Erdogan also said Turkey would oppose NATO offers from those who imposed sanctions on Ankara. Sweden and Finland had banned arms exports to Turkey after its incursion into Syria against the Kurdish People’s Protection Units – the Syrian affiliate of the PKK – in 2019.

In Washington on Thursday, Finland’s Niinisto said his government had held talks with Turkey and assured them they would be good NATO allies.

“As NATO allies, we are committed to Turkey’s security, just as Turkey is committed to our security,” he said. “We take terrorism seriously. We condemn terrorism in all its forms and are actively committed to combating it. We are open to discussing any concerns Turkey may have regarding our membership in an open and constructive manner. “

But analysts say the move could further provoke Russia.

“I’m afraid the NATO expansion to add Finland and Sweden is provocative,” Brookings Institution fellow Melanie Sisson told VOA via Zoom. “And I’m afraid that whatever everyone’s opinion is on the value of having them in the alliance, I’m not sure that working on this issue at the moment is wise and in fact, I think, shows a certain lack of strategic patience. So I fear that this dynamic is potentially causing a different reaction from Russia than we would otherwise see.

Russian President Vladimir Putin has described NATO’s eastward expansion as a threat to Russia and cited Ukraine’s desire to join the alliance as the reason for his decision to invade in February.

“NATO expansion – this is a problem that is created completely artificially, because it is done in the interests of US foreign policy,” Putin said this week. “In general, NATO has become an instrument of foreign policy of one country. .”

Later Thursday, Biden left for his first presidential trip to Asia, where he will visit U.S. allies in South Korea and Japan and attend a summit of Quad leaders. These meetings should also include lengthy discussions on the situation in Ukraine.

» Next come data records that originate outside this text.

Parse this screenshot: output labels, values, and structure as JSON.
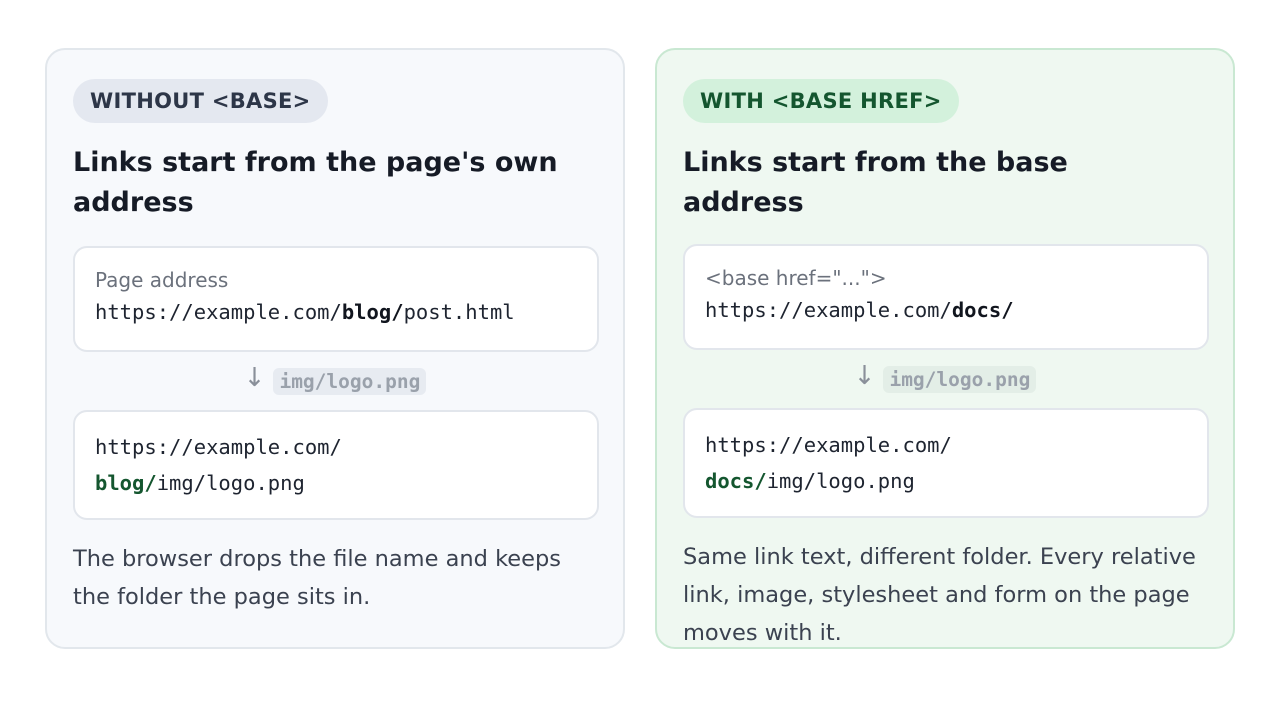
{
  "left": {
    "badge": "WITHOUT <BASE>",
    "heading": "Links start from the page's own address",
    "card1": {
      "label": "Page address",
      "url_prefix": "https://example.com/",
      "url_folder": "blog/",
      "url_suffix": "post.html"
    },
    "link": "img/logo.png",
    "card2": {
      "url_prefix": "https://example.com/",
      "url_folder": "blog/",
      "url_suffix": "img/logo.png"
    },
    "caption": "The browser drops the file name and keeps the folder the page sits in."
  },
  "right": {
    "badge": "WITH <BASE HREF>",
    "heading": "Links start from the base address",
    "card1": {
      "label": "<base href=\"...\">",
      "url_prefix": "https://example.com/",
      "url_folder": "docs/"
    },
    "link": "img/logo.png",
    "card2": {
      "url_prefix": "https://example.com/",
      "url_folder": "docs/",
      "url_suffix": "img/logo.png"
    },
    "caption": "Same link text, different folder. Every relative link, image, stylesheet and form on the page moves with it."
  },
  "icons": {
    "arrow": "arrow-down-icon"
  },
  "colors": {
    "left_panel_bg": "#f7f9fc",
    "right_panel_bg": "#eff8f1",
    "right_accent": "#14562f"
  }
}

Carla Babb, VOA correspondent at the Pentagon, and Milena Durdic contributed to this report. Some information comes from Reuters.